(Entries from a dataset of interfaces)
┌────────
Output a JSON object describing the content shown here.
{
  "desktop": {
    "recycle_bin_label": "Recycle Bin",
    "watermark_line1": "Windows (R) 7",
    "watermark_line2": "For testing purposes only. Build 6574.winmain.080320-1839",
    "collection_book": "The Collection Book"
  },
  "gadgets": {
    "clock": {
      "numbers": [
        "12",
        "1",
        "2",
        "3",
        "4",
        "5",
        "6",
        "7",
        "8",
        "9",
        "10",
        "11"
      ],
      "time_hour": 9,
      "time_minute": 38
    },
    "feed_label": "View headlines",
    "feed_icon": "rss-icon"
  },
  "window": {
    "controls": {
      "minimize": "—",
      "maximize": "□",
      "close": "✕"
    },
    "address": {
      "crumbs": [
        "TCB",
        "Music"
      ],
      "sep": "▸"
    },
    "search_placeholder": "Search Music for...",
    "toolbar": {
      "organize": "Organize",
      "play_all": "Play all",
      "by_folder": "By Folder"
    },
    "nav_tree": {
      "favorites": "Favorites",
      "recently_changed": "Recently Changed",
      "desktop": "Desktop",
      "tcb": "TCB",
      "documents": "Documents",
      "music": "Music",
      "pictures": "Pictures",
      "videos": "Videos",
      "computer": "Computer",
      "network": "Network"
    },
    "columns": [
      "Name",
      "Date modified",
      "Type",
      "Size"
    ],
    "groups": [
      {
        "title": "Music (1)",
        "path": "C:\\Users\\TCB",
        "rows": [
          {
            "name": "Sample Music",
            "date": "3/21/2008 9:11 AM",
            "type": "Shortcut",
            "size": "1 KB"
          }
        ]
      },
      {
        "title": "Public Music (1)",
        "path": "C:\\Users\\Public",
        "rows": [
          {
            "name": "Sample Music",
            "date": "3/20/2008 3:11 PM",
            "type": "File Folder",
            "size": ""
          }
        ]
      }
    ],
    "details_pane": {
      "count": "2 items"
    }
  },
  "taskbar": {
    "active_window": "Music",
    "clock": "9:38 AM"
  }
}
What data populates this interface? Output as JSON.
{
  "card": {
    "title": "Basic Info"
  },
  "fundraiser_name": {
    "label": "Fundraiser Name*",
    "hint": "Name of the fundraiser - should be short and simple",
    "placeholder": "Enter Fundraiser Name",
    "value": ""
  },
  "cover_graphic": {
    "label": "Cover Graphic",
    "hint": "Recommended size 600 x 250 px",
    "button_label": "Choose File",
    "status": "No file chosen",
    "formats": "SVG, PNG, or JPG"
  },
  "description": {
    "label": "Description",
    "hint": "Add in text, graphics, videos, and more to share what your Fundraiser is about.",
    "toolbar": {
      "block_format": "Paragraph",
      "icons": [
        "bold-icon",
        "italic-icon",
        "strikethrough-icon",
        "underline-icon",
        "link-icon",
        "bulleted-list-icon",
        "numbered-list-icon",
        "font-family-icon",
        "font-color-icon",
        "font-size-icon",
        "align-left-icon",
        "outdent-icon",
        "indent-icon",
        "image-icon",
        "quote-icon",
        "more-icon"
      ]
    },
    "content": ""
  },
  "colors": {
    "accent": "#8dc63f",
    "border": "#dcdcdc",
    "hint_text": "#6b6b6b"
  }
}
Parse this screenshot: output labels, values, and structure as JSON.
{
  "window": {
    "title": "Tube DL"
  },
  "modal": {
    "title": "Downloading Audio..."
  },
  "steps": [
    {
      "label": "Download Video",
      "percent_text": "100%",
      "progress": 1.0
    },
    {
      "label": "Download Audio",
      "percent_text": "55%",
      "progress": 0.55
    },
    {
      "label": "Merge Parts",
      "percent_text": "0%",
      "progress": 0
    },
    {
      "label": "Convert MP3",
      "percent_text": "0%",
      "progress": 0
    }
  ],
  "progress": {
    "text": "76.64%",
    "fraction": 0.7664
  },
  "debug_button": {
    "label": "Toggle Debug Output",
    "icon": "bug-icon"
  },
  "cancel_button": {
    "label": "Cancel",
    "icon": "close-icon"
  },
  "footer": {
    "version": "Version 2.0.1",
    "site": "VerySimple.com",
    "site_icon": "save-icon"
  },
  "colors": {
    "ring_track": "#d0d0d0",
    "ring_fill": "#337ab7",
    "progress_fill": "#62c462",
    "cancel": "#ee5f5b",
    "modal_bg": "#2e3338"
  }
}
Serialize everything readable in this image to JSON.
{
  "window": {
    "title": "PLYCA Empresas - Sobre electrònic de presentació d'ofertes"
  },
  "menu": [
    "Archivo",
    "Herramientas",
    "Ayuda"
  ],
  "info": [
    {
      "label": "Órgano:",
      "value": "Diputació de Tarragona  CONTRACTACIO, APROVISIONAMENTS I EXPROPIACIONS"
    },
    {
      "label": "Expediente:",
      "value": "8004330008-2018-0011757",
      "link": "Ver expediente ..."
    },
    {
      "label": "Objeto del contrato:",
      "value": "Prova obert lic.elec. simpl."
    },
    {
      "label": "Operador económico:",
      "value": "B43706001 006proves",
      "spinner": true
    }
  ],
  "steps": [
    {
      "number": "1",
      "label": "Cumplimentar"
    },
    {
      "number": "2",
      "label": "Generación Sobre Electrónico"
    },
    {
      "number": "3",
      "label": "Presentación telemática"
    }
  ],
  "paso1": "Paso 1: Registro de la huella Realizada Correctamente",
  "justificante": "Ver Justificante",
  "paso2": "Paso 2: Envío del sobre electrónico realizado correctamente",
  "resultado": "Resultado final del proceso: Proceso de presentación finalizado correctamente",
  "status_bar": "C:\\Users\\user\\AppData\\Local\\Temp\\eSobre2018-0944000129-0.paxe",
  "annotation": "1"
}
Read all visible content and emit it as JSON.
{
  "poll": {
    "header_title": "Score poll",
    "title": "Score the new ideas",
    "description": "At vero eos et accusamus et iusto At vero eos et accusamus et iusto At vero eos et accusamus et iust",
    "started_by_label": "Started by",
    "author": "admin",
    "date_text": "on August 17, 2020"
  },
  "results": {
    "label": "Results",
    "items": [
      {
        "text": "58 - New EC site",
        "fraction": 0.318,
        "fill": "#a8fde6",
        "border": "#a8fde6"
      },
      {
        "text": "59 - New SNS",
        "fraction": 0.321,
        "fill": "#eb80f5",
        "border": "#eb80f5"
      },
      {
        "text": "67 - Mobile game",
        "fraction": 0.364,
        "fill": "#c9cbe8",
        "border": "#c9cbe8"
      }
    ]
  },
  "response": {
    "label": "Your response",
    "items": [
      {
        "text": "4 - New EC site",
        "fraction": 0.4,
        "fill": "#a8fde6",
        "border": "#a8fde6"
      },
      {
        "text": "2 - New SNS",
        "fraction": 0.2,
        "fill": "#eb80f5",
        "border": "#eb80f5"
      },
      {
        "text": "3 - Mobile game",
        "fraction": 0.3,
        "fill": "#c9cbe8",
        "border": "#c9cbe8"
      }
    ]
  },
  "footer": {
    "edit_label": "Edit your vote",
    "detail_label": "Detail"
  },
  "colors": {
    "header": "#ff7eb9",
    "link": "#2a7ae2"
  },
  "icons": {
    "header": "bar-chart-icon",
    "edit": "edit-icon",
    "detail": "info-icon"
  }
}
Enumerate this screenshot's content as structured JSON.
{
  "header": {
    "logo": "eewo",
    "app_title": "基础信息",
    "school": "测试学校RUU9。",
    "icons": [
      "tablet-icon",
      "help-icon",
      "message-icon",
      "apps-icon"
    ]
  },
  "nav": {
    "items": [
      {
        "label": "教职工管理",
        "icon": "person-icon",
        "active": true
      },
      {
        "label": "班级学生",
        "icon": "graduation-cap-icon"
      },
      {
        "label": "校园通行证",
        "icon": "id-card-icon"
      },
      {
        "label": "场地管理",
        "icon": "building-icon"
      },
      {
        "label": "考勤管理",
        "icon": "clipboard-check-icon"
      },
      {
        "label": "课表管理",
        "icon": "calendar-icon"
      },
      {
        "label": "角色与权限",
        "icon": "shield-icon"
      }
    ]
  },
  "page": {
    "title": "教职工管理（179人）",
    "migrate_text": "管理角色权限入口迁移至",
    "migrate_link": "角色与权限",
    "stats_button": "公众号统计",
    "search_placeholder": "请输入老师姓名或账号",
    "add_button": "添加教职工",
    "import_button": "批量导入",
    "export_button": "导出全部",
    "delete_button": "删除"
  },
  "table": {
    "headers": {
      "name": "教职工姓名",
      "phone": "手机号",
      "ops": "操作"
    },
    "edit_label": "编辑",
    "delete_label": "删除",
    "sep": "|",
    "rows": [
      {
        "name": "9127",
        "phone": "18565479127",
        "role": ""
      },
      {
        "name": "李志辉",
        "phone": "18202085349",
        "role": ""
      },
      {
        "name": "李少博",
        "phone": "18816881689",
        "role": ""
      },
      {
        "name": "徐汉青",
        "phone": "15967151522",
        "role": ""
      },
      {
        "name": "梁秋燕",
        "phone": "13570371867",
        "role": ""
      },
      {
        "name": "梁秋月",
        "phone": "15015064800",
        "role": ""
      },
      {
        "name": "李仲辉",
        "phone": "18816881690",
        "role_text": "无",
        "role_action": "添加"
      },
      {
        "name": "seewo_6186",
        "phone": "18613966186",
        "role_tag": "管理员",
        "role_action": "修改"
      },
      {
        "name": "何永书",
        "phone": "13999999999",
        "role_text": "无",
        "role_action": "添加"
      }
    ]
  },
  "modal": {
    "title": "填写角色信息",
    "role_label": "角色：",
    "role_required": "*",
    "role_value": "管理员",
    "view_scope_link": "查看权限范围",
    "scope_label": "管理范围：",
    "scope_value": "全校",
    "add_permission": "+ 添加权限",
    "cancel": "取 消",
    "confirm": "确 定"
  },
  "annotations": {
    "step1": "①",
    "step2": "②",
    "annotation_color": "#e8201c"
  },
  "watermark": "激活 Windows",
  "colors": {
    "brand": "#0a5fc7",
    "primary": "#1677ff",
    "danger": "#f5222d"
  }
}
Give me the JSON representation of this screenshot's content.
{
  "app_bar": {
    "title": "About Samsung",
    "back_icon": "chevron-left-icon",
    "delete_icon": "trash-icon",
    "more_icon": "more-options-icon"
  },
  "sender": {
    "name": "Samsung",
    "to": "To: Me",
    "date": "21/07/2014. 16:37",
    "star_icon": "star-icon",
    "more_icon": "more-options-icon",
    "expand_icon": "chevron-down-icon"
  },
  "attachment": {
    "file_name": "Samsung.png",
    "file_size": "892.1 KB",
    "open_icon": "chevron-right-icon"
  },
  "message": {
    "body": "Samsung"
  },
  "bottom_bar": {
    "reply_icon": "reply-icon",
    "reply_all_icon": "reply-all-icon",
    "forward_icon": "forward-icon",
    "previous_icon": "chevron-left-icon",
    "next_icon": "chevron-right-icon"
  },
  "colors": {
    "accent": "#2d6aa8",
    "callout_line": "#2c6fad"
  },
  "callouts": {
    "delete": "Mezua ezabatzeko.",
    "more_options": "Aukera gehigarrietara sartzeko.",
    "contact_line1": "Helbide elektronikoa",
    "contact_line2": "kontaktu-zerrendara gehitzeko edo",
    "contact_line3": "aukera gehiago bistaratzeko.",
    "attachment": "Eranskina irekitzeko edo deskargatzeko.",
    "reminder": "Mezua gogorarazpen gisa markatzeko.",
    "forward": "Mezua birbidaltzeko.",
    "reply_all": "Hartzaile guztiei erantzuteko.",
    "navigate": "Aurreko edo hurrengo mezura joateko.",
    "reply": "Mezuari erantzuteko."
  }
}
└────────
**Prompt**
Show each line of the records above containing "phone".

**The answer**
      "phone": "手机号",
        "phone": "18565479127",
        "phone": "18202085349",
        "phone": "18816881689",
        "phone": "15967151522",
        "phone": "13570371867",
        "phone": "15015064800",
        "phone": "18816881690",
        "phone": "18613966186",
        "phone": "13999999999",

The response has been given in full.